The Cross River gorilla is a critically endangered gorilla species, native to the border region of Nigeria-Cameroon. Today, only about 250 to 300 individuals are alive, due to habitat loss and poaching, making it the rarest of all four gorilla species. It’s so rare and elusive, that no one has ever been able to record a Cross River gorilla, and were it not for a few photos, the outside world would’ve had no idea of their existence. Camera traps displaces around Cameroon’s Kagwene Gorilla Sanctuary, however, have offered us a true gem – live footage of not one, but eight Cross River gorillas.

The video is truly extraordinary, and in just one minute of released footage, one can see 3% of the species walking casually through the reservation. One of the gorillas, at some point, can be seen rushing through in front of the camera, while beating his chest, offering an unique moment. On the other side of the scale, one of the pack’s gorillas is disturbingly missing an arm, most likely caused by a snare left by poachers.

“Spectacular footage such as this, which we’ve never had before for Cross River gorillas, is absolutely vital to inspire local people, the governments of Nigeria and Cameroon, and the global community to care about and to save this unique subspecies,” James Deutsch, executive director for WCS’s Africa Program, said in a prepared release. “Continued research of this kind will help fine-tune management plans to protect this rarest of apes.”


Scientists claim that the whole Cross River gorilla population is dispersed around a mountainous strip, 12,000 km long. It’s this extremely low density that makes them so hard to spot – maybe, ultimately, this is what allowed them to survive in the first place.

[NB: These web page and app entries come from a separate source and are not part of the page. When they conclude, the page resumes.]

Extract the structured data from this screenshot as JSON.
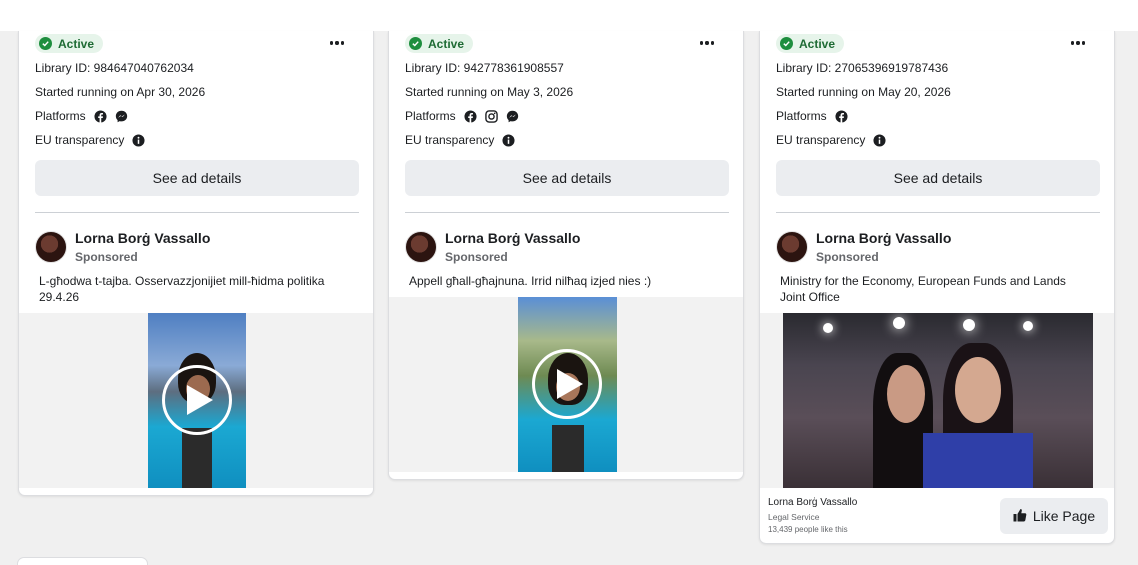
{
  "cards": [
    {
      "status": "Active",
      "library_id": "Library ID: 984647040762034",
      "started": "Started running on Apr 30, 2026",
      "platforms_label": "Platforms",
      "platform_icons": [
        "facebook-icon",
        "messenger-icon"
      ],
      "eu_label": "EU transparency",
      "details_label": "See ad details",
      "page_name": "Lorna Borġ Vassallo",
      "sponsored": "Sponsored",
      "caption": "L-għodwa t-tajba. Osservazzjonijiet mill-ħidma politika 29.4.26",
      "media_type": "video"
    },
    {
      "status": "Active",
      "library_id": "Library ID: 942778361908557",
      "started": "Started running on May 3, 2026",
      "platforms_label": "Platforms",
      "platform_icons": [
        "facebook-icon",
        "instagram-icon",
        "messenger-icon"
      ],
      "eu_label": "EU transparency",
      "details_label": "See ad details",
      "page_name": "Lorna Borġ Vassallo",
      "sponsored": "Sponsored",
      "caption": "Appell għall-għajnuna. Irrid nilħaq izjed nies :)",
      "media_type": "video"
    },
    {
      "status": "Active",
      "library_id": "Library ID: 27065396919787436",
      "started": "Started running on May 20, 2026",
      "platforms_label": "Platforms",
      "platform_icons": [
        "facebook-icon"
      ],
      "eu_label": "EU transparency",
      "details_label": "See ad details",
      "page_name": "Lorna Borġ Vassallo",
      "sponsored": "Sponsored",
      "caption": "Ministry for the Economy, European Funds and Lands Joint Office",
      "media_type": "image",
      "footer": {
        "page_name": "Lorna Borġ Vassallo",
        "category": "Legal Service",
        "likes": "13,439 people like this",
        "like_button": "Like Page"
      }
    }
  ],
  "colors": {
    "active_green": "#1e8e3e",
    "badge_bg": "#e6f4ea",
    "button_bg": "#ebedf0",
    "page_bg": "#f0f0f0"
  }
}
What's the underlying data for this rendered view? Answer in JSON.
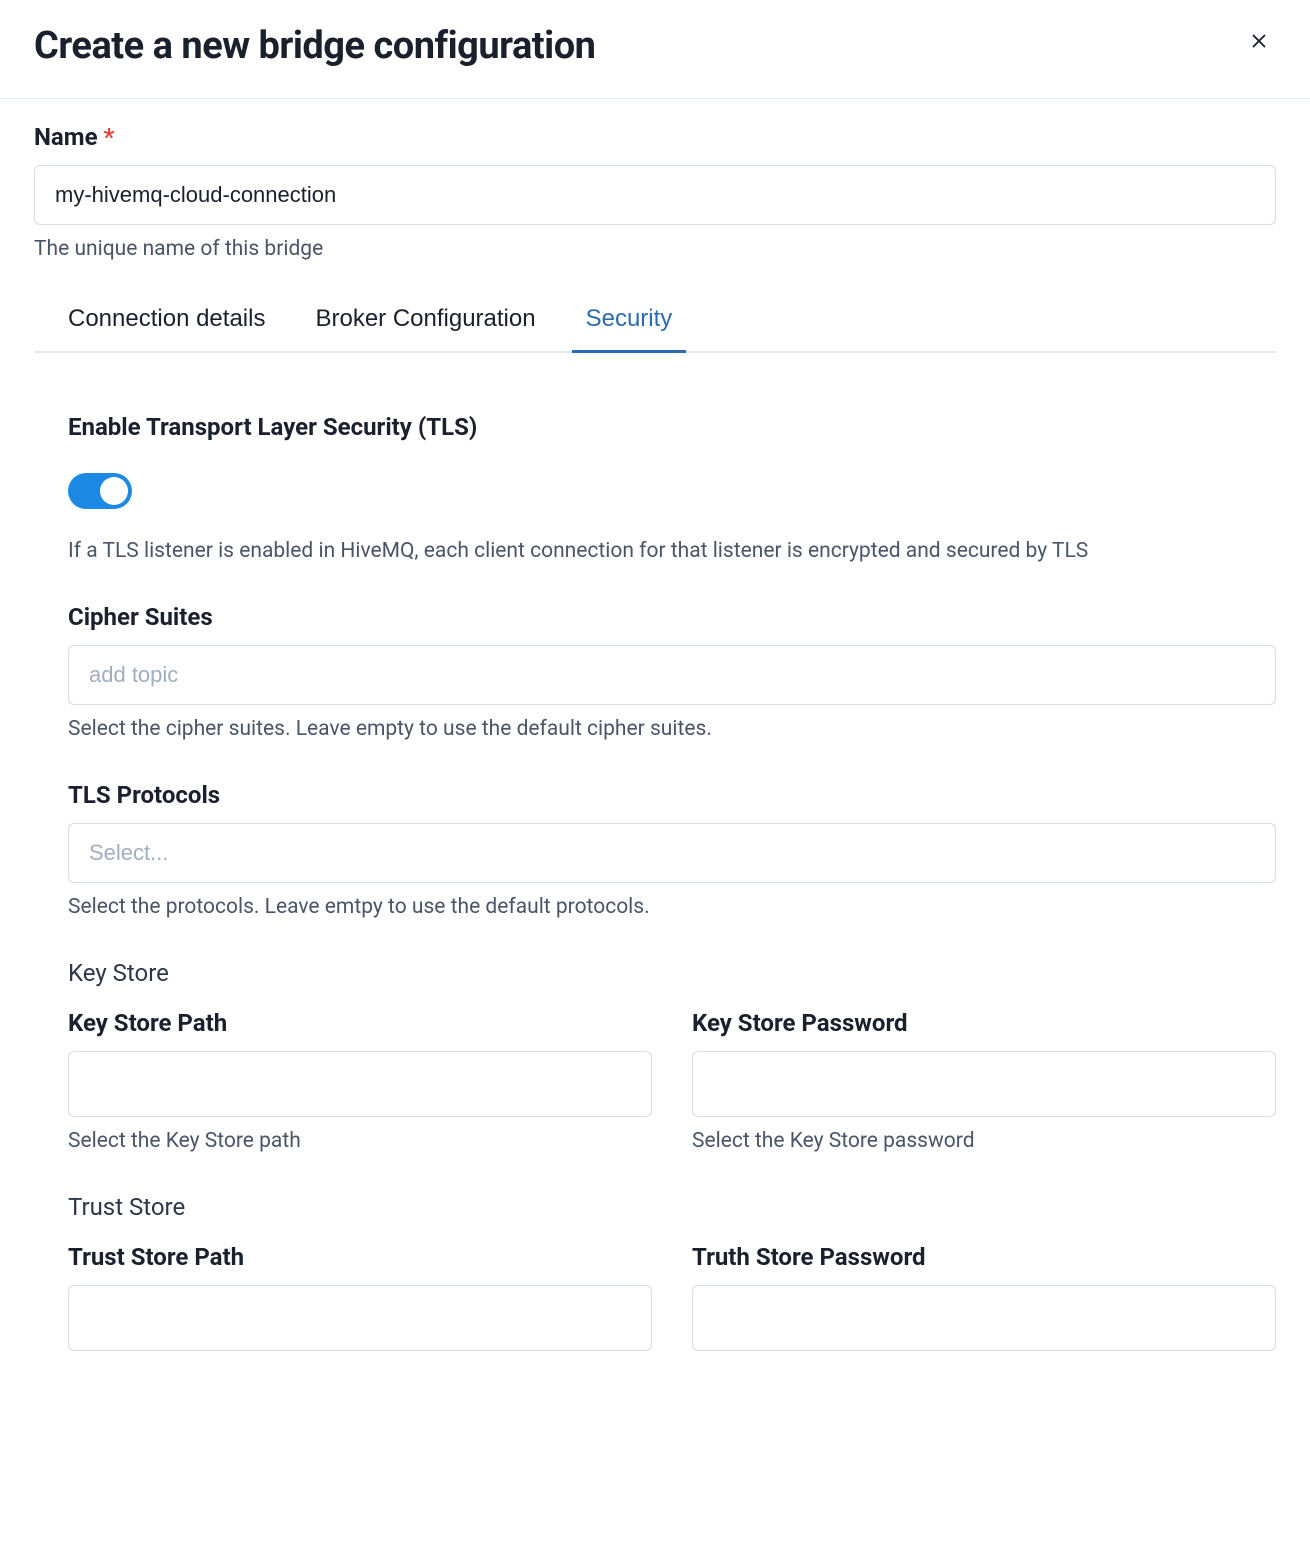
{
  "header": {
    "title": "Create a new bridge configuration"
  },
  "name_field": {
    "label": "Name",
    "value": "my-hivemq-cloud-connection",
    "helper": "The unique name of this bridge"
  },
  "tabs": {
    "connection": "Connection details",
    "broker": "Broker Configuration",
    "security": "Security"
  },
  "security": {
    "tls": {
      "label": "Enable Transport Layer Security (TLS)",
      "helper": "If a TLS listener is enabled in HiveMQ, each client connection for that listener is encrypted and secured by TLS"
    },
    "cipher_suites": {
      "label": "Cipher Suites",
      "placeholder": "add topic",
      "helper": "Select the cipher suites. Leave empty to use the default cipher suites."
    },
    "tls_protocols": {
      "label": "TLS Protocols",
      "placeholder": "Select...",
      "helper": "Select the protocols. Leave emtpy to use the default protocols."
    },
    "key_store": {
      "heading": "Key Store",
      "path_label": "Key Store Path",
      "path_helper": "Select the Key Store path",
      "password_label": "Key Store Password",
      "password_helper": "Select the Key Store password"
    },
    "trust_store": {
      "heading": "Trust Store",
      "path_label": "Trust Store Path",
      "password_label": "Truth Store Password"
    }
  }
}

“Cross River gorillas occur in very low densities across their entire range, so the appearance of a possible snare injury is a reminder that continued law enforcement efforts are needed to prevent further injuries to gorillas in the sanctuary,” said Liz Macfie, gorilla coordinator for WCS’s Species Program.

Lead poisoning kills 400 Nigerian children in just a few months

The problems Africa is facing are numerous, and extremely hard to tackle; even worse, other problems appear all the time: lead poisoning has killed 400 Nigerian children since November, according to a report filed by the National Emergency Management Agency (NEMA). The recent study suggests the death tole is on the rising, and the crisis in the Zamfara is unlikely to end in the near future.

Poverty, of course, is the major problem for the people there. Illegal gold mining has reached such “heights” that desperate farmers are digging rocks from mines with their bare hands, unaware of the fact that the ore extracted has extremely high concentrations of lead, that polute the earth, water, and even water.

Lead poisoning, also known as saturnism or plumbism interferes with pretty much all the major organs, causing especially dangerous malfunctions nervous and reproductive systems, as well as the kidneys. Young children and pregnant women are extremely vulnerable to this condition, and even low quantities of lead can lead to irreparable damage, or even death.

“The immature body system of children exposed to contaminated soils and gold processing tools tends to rapidly absorb associated lead and in the process poisoning then leading to convulsion, paralysis and even death,” NEMA Director General, Muhammad Sani-Sidi, said in a statement on March 7.

The report concludes that the lead and even mercury levels in the air were about 500 times the acceptable level, so even if all the mining stops tomorrow, things will not get any better any time soon.